Being a good hospitalist means more than being an adroit clinician. But when it comes to teaching nonclinical aptitude, traditional residency programs often come up short, says Russell Holman, MD, MHM, former SHM president and chief clinical officer of Brentwood, Tenn.-based Cogent Healthcare. He and other HM experts recommend that boots-on-the-ground hospitalists acquire the following nonclinical skills in a purposeful manner as part of their ongoing learning and long-term career goals.
Hospitalists are the liaison between hospital administrators, managed-care companies, case managers, patients, patients’ families, and primary-care physicians (PCPs), says Isela Sotolongo, executive director of the Southeast region for North Hollywood, Calif.-based IPC: The Hospitalist Company. “A lot of times, more time is spent communicating with all the individuals that are involved in the patient’s admission than is actually spent with the patient,” she says.
—Isela Sotolongo, executive director, Southeast region, IPC: The Hospitalist Company, North Hollywood, Calif.
Hospitalists must quickly establish a relationship with patients and their families; manage specialists and ancillary personnel; brief a PCP on a patient’s needs after discharge; update case managers on a course of hospitalization; and demonstrate effective, efficient patient care to hospital administrators. Being able to express such information in a concise manner that is understood by others will reduce errors and save time and effort, Dr. Holman and Sotolongo say.
Quality Improvement (QI)
An awareness and working knowledge of QI methodologies should be part of a hospitalist’s everyday professional life, Dr. Holman says. QI helps reduce unwanted variation in patient care and enhances the process and outcomes of such care.
“Hospitalists are almost always looked to as being a linchpin in the hospital to improving quality,” he says. Therefore, while QI might not be a hospitalist’s special interest, it is still good to know the basics and how to apply them to actual HM practice, Dr. Holman says.
“Even if a hospitalist is not serving as medical director of their hospital medicine group, they are considered to be a leader in their own right,” Dr. Holman says.
A hospitalist takes charge of the admission process and is the person who manages all aspects of a patient’s care throughout the hospital stay to the point of discharge, Sotolongo says. (Click here to listen to Isela Sotolongo discuss hospitalist leadership and communication in detail.)
Also, a hospitalist might be leading and participating in QI activities at the hospital or leading the discussion for a multidisciplinary team, Dr. Holman notes. Having leadership skills helps a hospitalist appreciate the work their medical director must do, or the work that hospital administrators are trying to accomplish, he says.
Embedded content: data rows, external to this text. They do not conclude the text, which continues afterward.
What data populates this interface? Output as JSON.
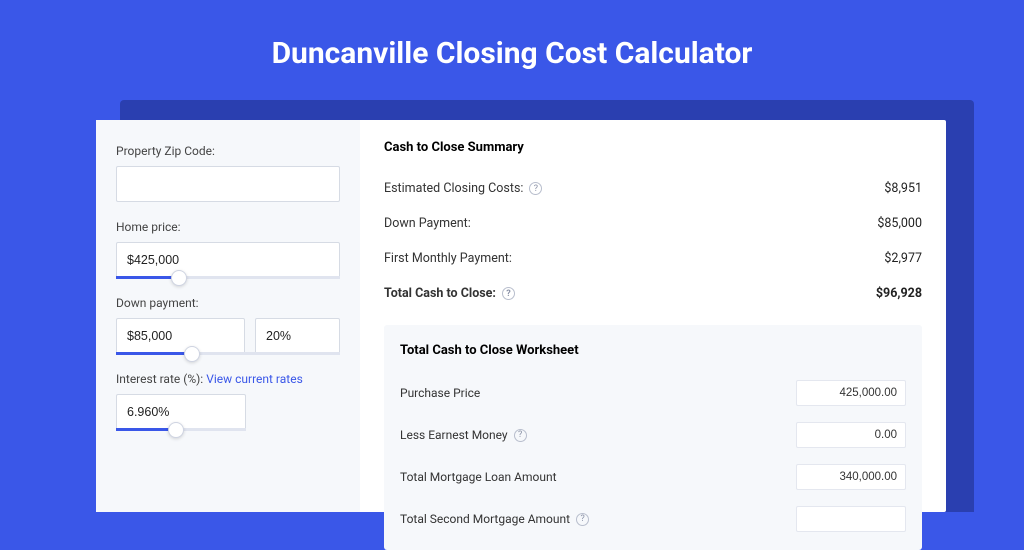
{
  "header": {
    "title": "Duncanville Closing Cost Calculator"
  },
  "form": {
    "zip": {
      "label": "Property Zip Code:",
      "value": ""
    },
    "home_price": {
      "label": "Home price:",
      "value": "$425,000",
      "fill_pct": 28
    },
    "down_payment": {
      "label": "Down payment:",
      "value": "$85,000",
      "pct": "20%",
      "fill_pct": 34
    },
    "interest": {
      "label": "Interest rate (%):",
      "link": "View current rates",
      "value": "6.960%",
      "fill_pct": 46
    }
  },
  "summary": {
    "title": "Cash to Close Summary",
    "rows": [
      {
        "label": "Estimated Closing Costs:",
        "help": true,
        "value": "$8,951"
      },
      {
        "label": "Down Payment:",
        "help": false,
        "value": "$85,000"
      },
      {
        "label": "First Monthly Payment:",
        "help": false,
        "value": "$2,977"
      }
    ],
    "total": {
      "label": "Total Cash to Close:",
      "help": true,
      "value": "$96,928"
    }
  },
  "worksheet": {
    "title": "Total Cash to Close Worksheet",
    "rows": [
      {
        "label": "Purchase Price",
        "help": false,
        "value": "425,000.00"
      },
      {
        "label": "Less Earnest Money",
        "help": true,
        "value": "0.00"
      },
      {
        "label": "Total Mortgage Loan Amount",
        "help": false,
        "value": "340,000.00"
      },
      {
        "label": "Total Second Mortgage Amount",
        "help": true,
        "value": ""
      }
    ]
  }
}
Teamwork is an essential skill for hospitalists, yet traditional medical training often teaches doctors to be more of a rugged individualist, Dr. Holman says. Hospitalists should make it a point to adopt new behaviors that are teamwork-friendly:
- Value other members of the healthcare team;
- Direct people’s talents to their highest and best use; and
- Delegate tasks to those who are best suited to accomplish those particular needs.
“Teamwork tends to place much more emphasis on the patient being the center of care and others on the healthcare team going to support those patient-centered interests,” Dr. Holman say.
The Patient Perspective
How a patient moves through the healthcare system in theory is often different from reality. A hospitalist should physically follow some of their patients as they move from the hospital back to their caregivers at home or to a rehabilitation center, nursing home, or other facility in order to watch the transition, says Jasen Gundersen, MD, MBA, CPE, SFHM, chief medical officer of the hospital medicine division in Fort Lauderdale, Fla., for Knoxville, Tenn.-based TeamHealth. By doing this, a hospitalist can see where problems arise during handoffs and how to resolve them so that hospital readmissions are reduced.
Teaching skills can be applicable in any hospital environment, Dr. Holman adds. Hospitalists who work in nonteaching hospitals often serve as teachers to nursing staff, case management, pharmacists, discharge planners, and other ancillary staff in their daily interaction or over lunchtime educational programs. HM also can provide the bulk of a hospital’s grand rounds or other departmental educational sessions, he says.
“Let's not forget about patients and caregivers,” Dr. Holman adds. “The ability to teach patients and caregivers the necessary information and skills that they need for self-care, for follow-up care, and for compliance to a medical plan is important.”
A hospitalist has to know on which metrics and measurements their success will be based, Dr. Holman says. Will it be patient satisfaction, length of stay, readmission rates, mortality rates, or some other measure?
“We have to be aware of what the hospital’s needs are, what the hospital’s key points are that they look for,” Sotolongo says.
Once the metrics are clear, a hospitalist can set goals to accomplish individually, as a member of an HM group, and partner with the hospital, Dr. Holman says.
Lisa Ryan is a freelance writer based in New Jersey.